=== Section Start ===
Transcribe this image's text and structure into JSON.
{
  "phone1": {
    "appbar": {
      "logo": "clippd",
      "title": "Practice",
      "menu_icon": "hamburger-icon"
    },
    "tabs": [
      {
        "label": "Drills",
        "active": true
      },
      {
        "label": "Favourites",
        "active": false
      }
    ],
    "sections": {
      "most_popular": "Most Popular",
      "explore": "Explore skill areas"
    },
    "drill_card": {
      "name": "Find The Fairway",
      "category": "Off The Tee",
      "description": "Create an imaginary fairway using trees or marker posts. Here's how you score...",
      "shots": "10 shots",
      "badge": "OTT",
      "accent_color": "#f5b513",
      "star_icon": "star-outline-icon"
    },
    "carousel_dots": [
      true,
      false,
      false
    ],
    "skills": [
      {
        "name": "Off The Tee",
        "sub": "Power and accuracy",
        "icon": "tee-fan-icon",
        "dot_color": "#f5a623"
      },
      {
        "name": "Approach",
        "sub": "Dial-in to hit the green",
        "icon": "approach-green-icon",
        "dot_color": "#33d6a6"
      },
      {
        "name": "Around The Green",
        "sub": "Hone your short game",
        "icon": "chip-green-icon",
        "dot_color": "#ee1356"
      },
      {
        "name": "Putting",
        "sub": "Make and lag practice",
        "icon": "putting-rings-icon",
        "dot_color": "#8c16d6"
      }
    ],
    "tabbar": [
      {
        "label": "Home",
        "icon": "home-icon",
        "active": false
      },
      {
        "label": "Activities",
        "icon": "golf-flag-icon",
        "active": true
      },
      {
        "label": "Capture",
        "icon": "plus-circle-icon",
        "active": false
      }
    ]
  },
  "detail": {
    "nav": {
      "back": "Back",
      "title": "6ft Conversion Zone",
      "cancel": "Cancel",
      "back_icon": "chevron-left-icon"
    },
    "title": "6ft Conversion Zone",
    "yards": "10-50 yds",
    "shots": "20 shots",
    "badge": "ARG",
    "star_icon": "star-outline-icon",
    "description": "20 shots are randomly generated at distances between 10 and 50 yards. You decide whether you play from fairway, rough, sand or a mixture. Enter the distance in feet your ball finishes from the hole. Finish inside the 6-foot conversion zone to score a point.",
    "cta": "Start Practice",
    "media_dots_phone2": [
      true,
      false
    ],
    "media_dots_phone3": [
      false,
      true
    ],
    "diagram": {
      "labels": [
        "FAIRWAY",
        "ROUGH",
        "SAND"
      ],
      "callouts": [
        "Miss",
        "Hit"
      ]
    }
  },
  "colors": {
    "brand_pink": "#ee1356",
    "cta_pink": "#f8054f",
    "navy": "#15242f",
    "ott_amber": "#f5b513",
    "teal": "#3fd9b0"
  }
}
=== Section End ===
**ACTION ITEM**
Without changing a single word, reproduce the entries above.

**PROBLEM SOLUTION**
Transcribe this image's text and structure into JSON.
{
  "phone1": {
    "appbar": {
      "logo": "clippd",
      "title": "Practice",
      "menu_icon": "hamburger-icon"
    },
    "tabs": [
      {
        "label": "Drills",
        "active": true
      },
      {
        "label": "Favourites",
        "active": false
      }
    ],
    "sections": {
      "most_popular": "Most Popular",
      "explore": "Explore skill areas"
    },
    "drill_card": {
      "name": "Find The Fairway",
      "category": "Off The Tee",
      "description": "Create an imaginary fairway using trees or marker posts. Here's how you score...",
      "shots": "10 shots",
      "badge": "OTT",
      "accent_color": "#f5b513",
      "star_icon": "star-outline-icon"
    },
    "carousel_dots": [
      true,
      false,
      false
    ],
    "skills": [
      {
        "name": "Off The Tee",
        "sub": "Power and accuracy",
        "icon": "tee-fan-icon",
        "dot_color": "#f5a623"
      },
      {
        "name": "Approach",
        "sub": "Dial-in to hit the green",
        "icon": "approach-green-icon",
        "dot_color": "#33d6a6"
      },
      {
        "name": "Around The Green",
        "sub": "Hone your short game",
        "icon": "chip-green-icon",
        "dot_color": "#ee1356"
      },
      {
        "name": "Putting",
        "sub": "Make and lag practice",
        "icon": "putting-rings-icon",
        "dot_color": "#8c16d6"
      }
    ],
    "tabbar": [
      {
        "label": "Home",
        "icon": "home-icon",
        "active": false
      },
      {
        "label": "Activities",
        "icon": "golf-flag-icon",
        "active": true
      },
      {
        "label": "Capture",
        "icon": "plus-circle-icon",
        "active": false
      }
    ]
  },
  "detail": {
    "nav": {
      "back": "Back",
      "title": "6ft Conversion Zone",
      "cancel": "Cancel",
      "back_icon": "chevron-left-icon"
    },
    "title": "6ft Conversion Zone",
    "yards": "10-50 yds",
    "shots": "20 shots",
    "badge": "ARG",
    "star_icon": "star-outline-icon",
    "description": "20 shots are randomly generated at distances between 10 and 50 yards. You decide whether you play from fairway, rough, sand or a mixture. Enter the distance in feet your ball finishes from the hole. Finish inside the 6-foot conversion zone to score a point.",
    "cta": "Start Practice",
    "media_dots_phone2": [
      true,
      false
    ],
    "media_dots_phone3": [
      false,
      true
    ],
    "diagram": {
      "labels": [
        "FAIRWAY",
        "ROUGH",
        "SAND"
      ],
      "callouts": [
        "Miss",
        "Hit"
      ]
    }
  },
  "colors": {
    "brand_pink": "#ee1356",
    "cta_pink": "#f8054f",
    "navy": "#15242f",
    "ott_amber": "#f5b513",
    "teal": "#3fd9b0"
  }
}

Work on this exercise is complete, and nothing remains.